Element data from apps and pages

******

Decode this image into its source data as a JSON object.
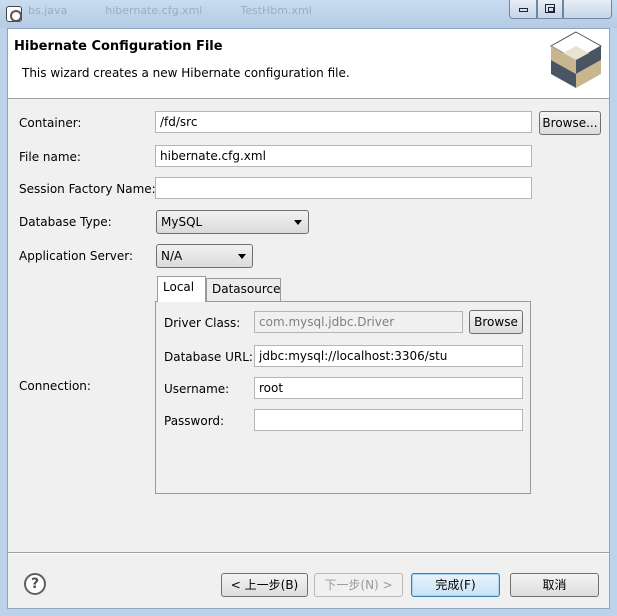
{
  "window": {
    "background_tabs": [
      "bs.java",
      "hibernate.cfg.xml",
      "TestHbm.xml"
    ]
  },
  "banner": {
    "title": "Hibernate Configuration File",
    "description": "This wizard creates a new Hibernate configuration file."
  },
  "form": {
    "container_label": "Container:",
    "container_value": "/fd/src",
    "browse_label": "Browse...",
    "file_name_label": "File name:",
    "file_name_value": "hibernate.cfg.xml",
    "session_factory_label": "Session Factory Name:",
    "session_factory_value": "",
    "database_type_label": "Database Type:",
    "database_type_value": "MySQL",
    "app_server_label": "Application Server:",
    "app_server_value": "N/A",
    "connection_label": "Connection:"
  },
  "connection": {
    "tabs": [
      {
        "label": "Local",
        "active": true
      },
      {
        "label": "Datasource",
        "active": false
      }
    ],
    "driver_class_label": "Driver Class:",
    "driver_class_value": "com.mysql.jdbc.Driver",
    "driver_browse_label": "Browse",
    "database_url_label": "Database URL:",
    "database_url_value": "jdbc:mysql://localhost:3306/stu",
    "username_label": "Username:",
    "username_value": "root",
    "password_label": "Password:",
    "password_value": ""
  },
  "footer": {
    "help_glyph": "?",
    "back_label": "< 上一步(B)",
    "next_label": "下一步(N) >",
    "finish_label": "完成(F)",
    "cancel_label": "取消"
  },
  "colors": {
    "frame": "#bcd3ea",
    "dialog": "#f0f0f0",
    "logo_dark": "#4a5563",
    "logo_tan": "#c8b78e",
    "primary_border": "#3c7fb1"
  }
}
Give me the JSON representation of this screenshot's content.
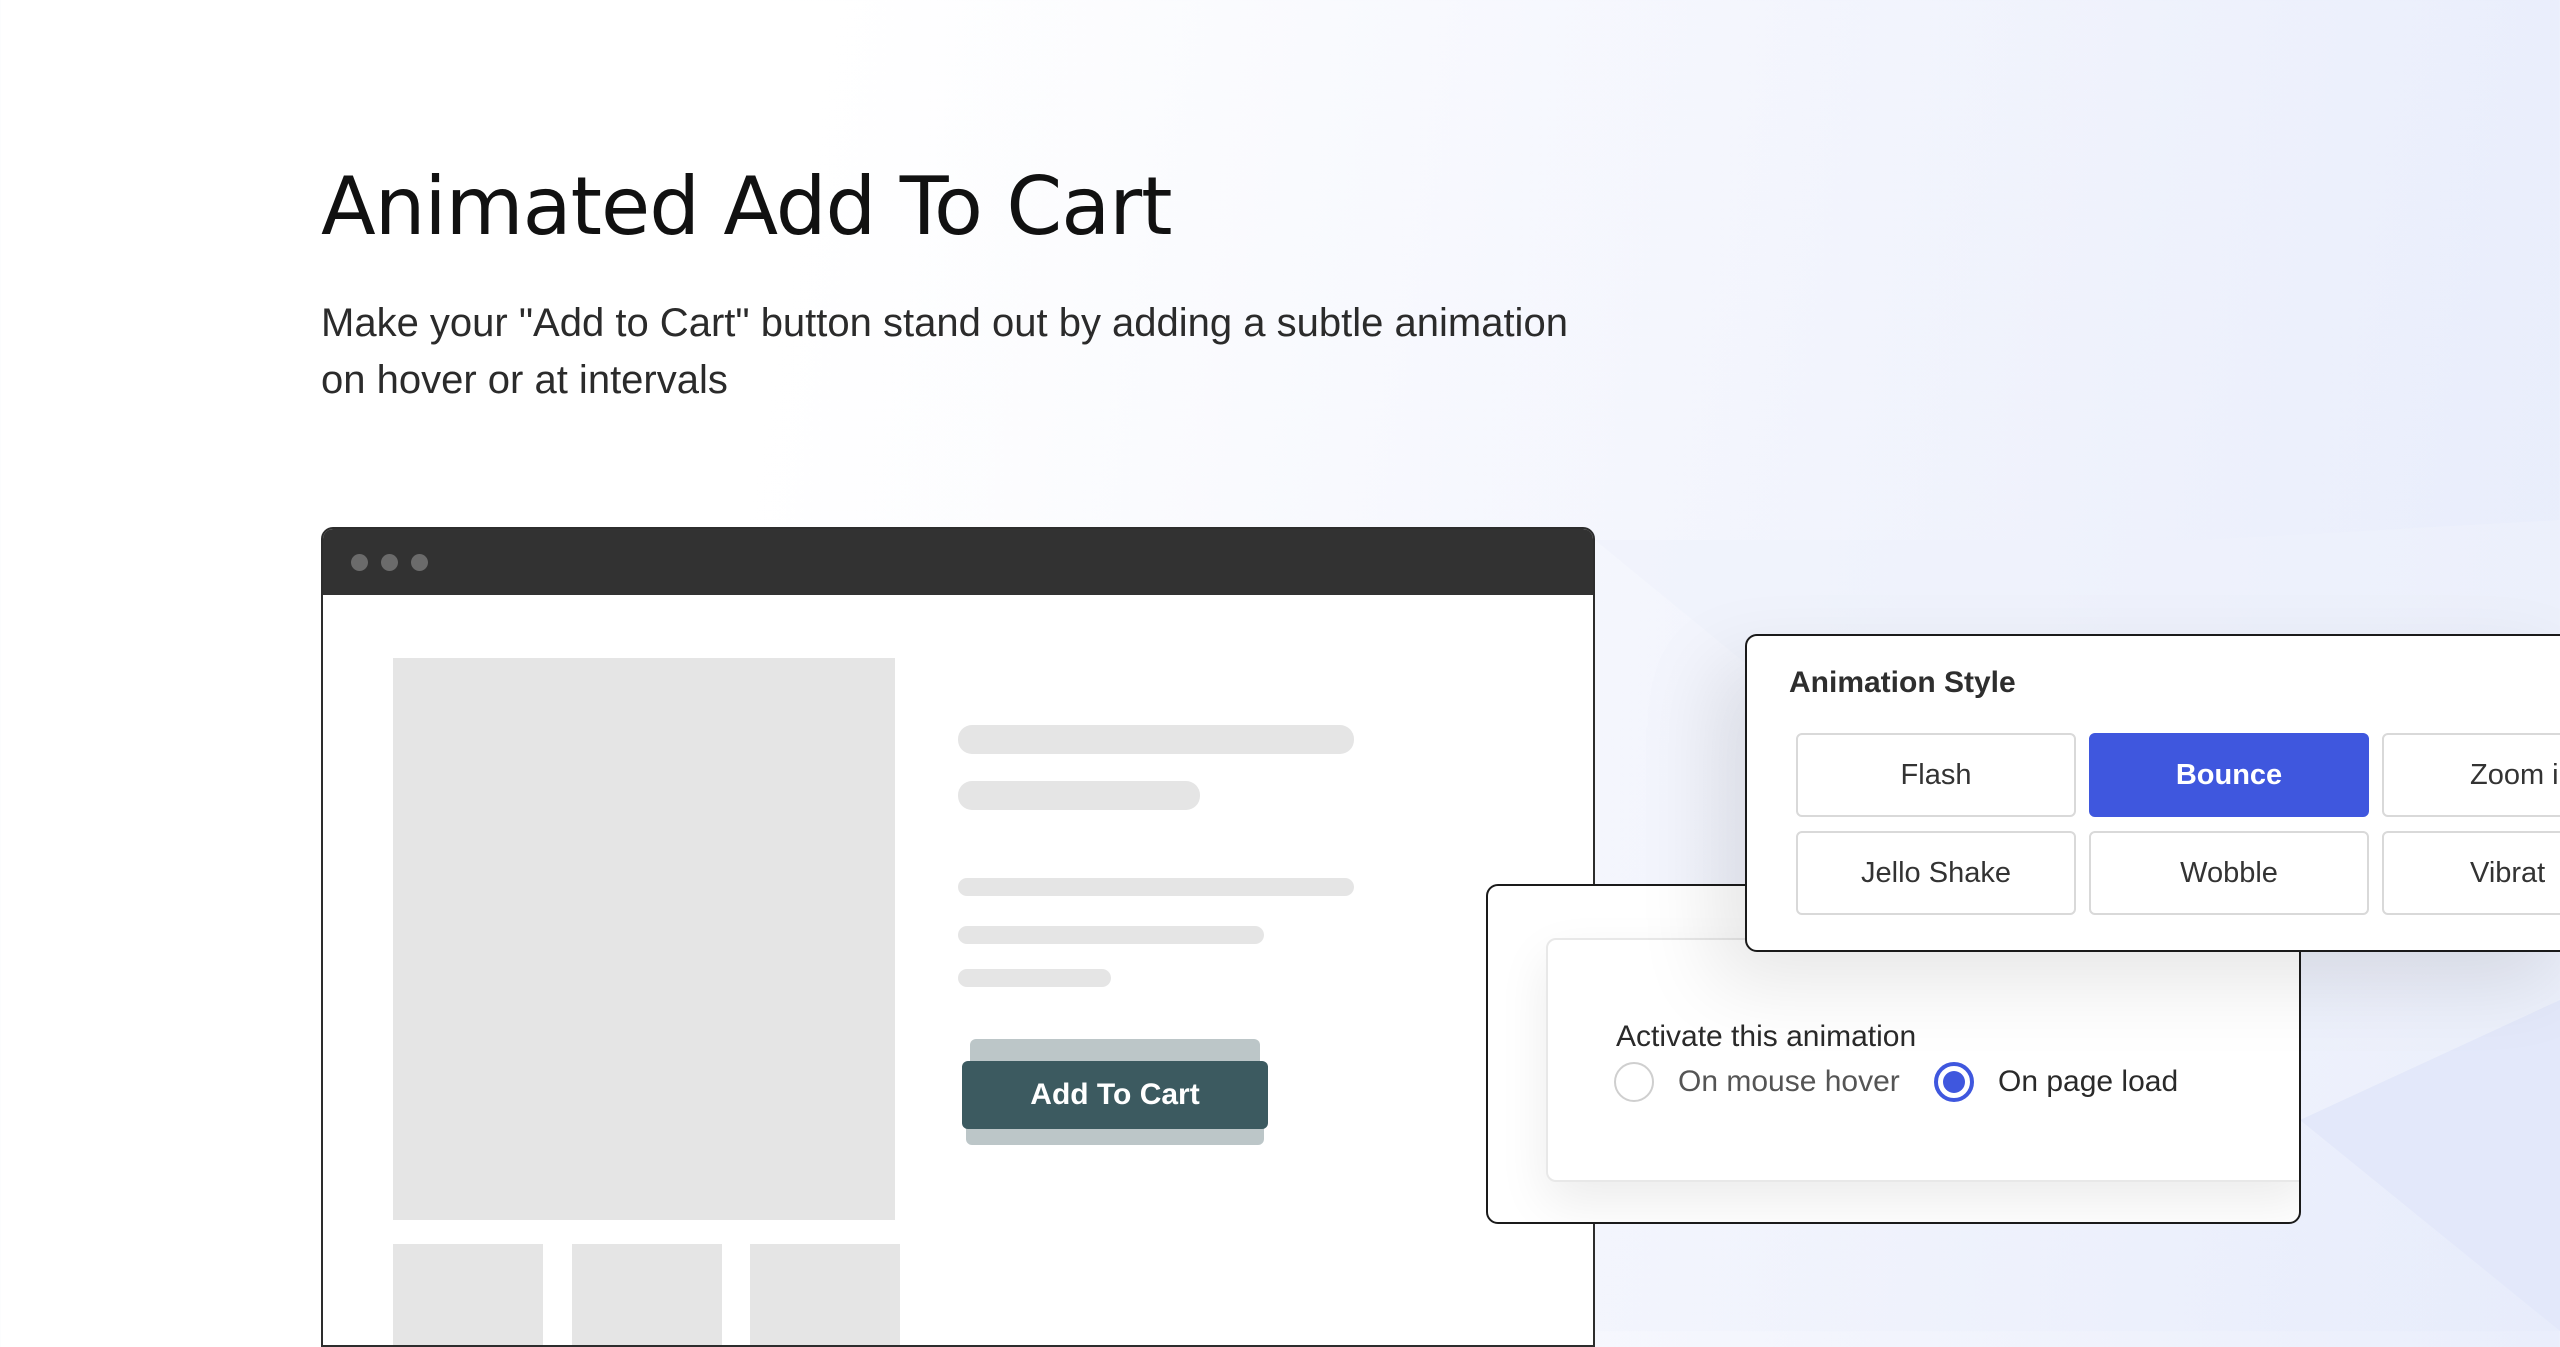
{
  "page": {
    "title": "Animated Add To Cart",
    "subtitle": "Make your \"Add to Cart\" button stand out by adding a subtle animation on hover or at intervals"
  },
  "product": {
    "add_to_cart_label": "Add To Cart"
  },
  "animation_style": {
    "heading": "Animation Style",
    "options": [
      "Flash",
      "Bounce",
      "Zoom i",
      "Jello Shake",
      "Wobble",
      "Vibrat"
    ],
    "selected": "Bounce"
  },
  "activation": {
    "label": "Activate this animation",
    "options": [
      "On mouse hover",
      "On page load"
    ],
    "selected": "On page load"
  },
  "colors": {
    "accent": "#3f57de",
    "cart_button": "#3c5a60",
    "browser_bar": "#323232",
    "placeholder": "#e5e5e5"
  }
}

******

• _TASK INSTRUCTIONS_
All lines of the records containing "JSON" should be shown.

• _COMPLETED EXERCISE_
Decode this image into its source data as a JSON object.
Give me the JSON representation of this screenshot's content.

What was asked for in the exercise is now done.